Remembering the time I had with Mom gave me strength and comfort. It shifted my focus. Loss left me feeling cold. Giving thanks brought me warmth.
Gratitude was what I held onto, something that helped me keep going. It was a salve that eased the pain. For me, it was where healing began.
That’s not to say we shouldn’t grieve. We should. We grieve because we love. And love is a reason in itself to be thankful.
It may not be easy to feel gratitude in tough times, and it doesn’t solve the problem or make it go away. Sometimes, you have to “fake it until you make it,” which means giving it a try and seeing what happens. You don’t have to start from a place of gratitude in order to “get there,” to feel it. Making a list of what you’re thankful for, especially in a tough time, can change your mood and mindset for the better. You might be surprised just how much. (I speak from experience.)
Reasons To Be Thankful
Looking back, I’m glad for the deer I encountered at the park that day, years ago. I wasn’t able to climb that hilltop again the next time, but I was glad for what the day did bring: respite in the form of a park bench and a poem.
Ten years later, I wish my mother were still alive, but I still have many reasons to be thankful.

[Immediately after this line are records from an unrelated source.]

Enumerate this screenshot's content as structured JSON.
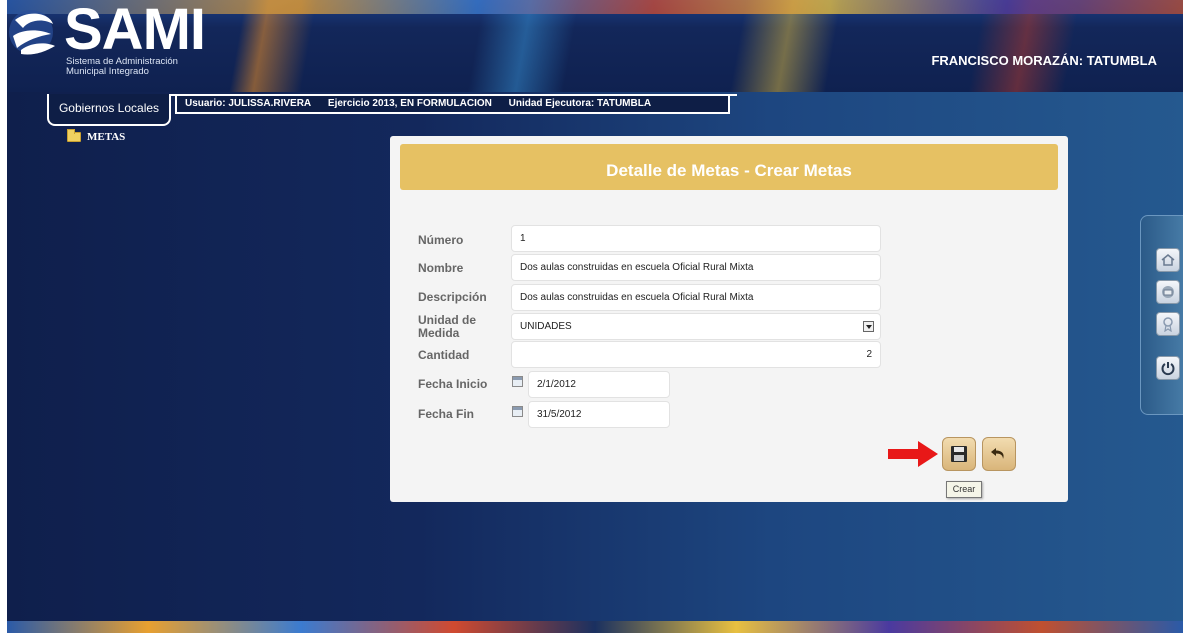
{
  "app": {
    "logo_text": "SAMI",
    "logo_subtitle_line1": "Sistema de Administración",
    "logo_subtitle_line2": "Municipal Integrado",
    "region": "FRANCISCO MORAZÁN: TATUMBLA"
  },
  "nav": {
    "tab_label": "Gobiernos Locales",
    "usuario": "Usuario: JULISSA.RIVERA",
    "ejercicio": "Ejercicio 2013, EN FORMULACION",
    "unidad": "Unidad Ejecutora: TATUMBLA"
  },
  "tree": {
    "metas_label": "METAS"
  },
  "form": {
    "title": "Detalle de Metas - Crear Metas",
    "numero_label": "Número",
    "numero_value": "1",
    "nombre_label": "Nombre",
    "nombre_value": "Dos aulas construidas en escuela Oficial Rural Mixta",
    "descripcion_label": "Descripción",
    "descripcion_value": "Dos aulas construidas en escuela Oficial Rural Mixta",
    "unidad_label_1": "Unidad de",
    "unidad_label_2": "Medida",
    "unidad_value": "UNIDADES",
    "cantidad_label": "Cantidad",
    "cantidad_value": "2",
    "fecha_inicio_label": "Fecha Inicio",
    "fecha_inicio_value": "2/1/2012",
    "fecha_fin_label": "Fecha Fin",
    "fecha_fin_value": "31/5/2012",
    "tooltip": "Crear"
  },
  "icons": {
    "save": "floppy-disk-icon",
    "back": "undo-arrow-icon",
    "pointer": "red-arrow-icon",
    "dock": [
      "home-icon",
      "inbox-icon",
      "award-icon",
      "power-icon"
    ]
  },
  "colors": {
    "header_gold": "#e6c163",
    "pointer_red": "#e81818",
    "navy": "#0e1e46"
  }
}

I’m grateful for the time we had. I’ll never forget her smile when I brought her flowers the day she came home for hospice care. I laugh over Mom’s old sayings that still come out of my mouth. I cherish the moments that I know made her proud. I’m glad for the Facebook memories that pop up now and then. I love that my daughter, who never met her grandmother, calls her “my Nana.”
And I’m grateful.
I found my way, and you can, too.
Jared Porter is a Board member with Insight Counseling Centers.